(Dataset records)
• • • • • • •

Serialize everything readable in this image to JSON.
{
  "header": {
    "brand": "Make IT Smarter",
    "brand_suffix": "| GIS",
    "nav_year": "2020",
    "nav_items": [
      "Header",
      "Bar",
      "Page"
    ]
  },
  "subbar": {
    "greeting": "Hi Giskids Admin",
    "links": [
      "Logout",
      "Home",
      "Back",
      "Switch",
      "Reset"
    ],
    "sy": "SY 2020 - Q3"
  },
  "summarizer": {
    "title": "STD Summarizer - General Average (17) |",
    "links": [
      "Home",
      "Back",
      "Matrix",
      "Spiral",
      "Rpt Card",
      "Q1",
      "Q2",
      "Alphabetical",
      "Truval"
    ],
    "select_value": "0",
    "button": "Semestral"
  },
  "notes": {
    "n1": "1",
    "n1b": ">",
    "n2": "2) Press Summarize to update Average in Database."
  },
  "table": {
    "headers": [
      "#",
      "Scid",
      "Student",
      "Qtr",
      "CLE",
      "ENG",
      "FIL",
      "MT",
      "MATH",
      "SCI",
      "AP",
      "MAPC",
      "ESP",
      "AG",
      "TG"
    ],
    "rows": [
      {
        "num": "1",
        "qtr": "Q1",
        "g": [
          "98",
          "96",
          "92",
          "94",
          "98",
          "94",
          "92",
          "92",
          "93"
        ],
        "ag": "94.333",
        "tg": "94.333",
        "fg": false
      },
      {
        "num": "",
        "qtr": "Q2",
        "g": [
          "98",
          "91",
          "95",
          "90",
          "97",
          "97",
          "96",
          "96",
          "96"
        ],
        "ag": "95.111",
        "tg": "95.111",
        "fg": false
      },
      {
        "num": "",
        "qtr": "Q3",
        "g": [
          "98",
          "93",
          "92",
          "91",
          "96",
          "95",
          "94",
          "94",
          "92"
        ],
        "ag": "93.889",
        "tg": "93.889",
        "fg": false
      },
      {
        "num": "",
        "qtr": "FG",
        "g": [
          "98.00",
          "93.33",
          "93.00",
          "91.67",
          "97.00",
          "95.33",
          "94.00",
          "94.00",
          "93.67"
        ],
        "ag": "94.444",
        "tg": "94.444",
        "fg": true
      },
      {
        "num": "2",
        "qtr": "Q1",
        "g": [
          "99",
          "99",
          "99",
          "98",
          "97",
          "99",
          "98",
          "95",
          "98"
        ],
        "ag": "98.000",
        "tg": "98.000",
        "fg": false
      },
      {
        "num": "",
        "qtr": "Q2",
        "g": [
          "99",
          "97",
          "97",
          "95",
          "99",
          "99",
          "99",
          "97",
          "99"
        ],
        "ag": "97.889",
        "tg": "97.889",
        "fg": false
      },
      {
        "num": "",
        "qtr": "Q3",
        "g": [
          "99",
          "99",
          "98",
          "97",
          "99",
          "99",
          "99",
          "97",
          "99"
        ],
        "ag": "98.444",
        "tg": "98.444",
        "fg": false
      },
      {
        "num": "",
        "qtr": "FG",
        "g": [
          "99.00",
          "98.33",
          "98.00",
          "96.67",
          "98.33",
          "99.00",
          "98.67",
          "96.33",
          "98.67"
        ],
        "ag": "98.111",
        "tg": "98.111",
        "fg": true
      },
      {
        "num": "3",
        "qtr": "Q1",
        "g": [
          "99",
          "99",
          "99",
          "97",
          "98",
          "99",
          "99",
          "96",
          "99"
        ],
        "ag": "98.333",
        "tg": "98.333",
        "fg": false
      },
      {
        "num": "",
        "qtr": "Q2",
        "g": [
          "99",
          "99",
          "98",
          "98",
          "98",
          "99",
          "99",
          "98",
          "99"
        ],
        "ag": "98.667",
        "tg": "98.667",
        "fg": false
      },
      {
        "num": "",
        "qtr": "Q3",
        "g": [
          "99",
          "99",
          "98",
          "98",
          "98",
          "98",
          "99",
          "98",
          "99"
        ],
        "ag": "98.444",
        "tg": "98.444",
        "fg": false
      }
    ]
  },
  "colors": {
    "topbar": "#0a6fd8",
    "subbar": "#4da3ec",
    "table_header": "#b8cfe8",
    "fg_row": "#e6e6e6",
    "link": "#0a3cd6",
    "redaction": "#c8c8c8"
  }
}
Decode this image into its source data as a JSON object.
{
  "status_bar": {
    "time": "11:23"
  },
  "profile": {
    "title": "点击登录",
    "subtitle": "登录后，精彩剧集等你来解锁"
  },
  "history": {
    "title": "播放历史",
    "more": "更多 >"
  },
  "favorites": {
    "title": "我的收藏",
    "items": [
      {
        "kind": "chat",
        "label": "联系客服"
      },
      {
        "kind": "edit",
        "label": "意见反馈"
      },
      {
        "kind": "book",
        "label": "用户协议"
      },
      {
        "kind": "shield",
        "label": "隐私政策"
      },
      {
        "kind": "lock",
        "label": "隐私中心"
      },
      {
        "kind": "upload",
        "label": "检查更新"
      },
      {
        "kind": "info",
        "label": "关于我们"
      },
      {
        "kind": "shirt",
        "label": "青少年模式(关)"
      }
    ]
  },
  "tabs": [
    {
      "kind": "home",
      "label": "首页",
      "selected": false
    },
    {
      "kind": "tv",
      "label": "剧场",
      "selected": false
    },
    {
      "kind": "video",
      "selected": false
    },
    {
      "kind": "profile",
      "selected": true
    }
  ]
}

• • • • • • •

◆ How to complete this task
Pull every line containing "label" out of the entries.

◆ Result of the task
        "label": "联系客服"
        "label": "意见反馈"
        "label": "用户协议"
        "label": "隐私政策"
        "label": "隐私中心"
        "label": "检查更新"
        "label": "关于我们"
        "label": "青少年模式(关)"
      "label": "首页",
      "label": "剧场",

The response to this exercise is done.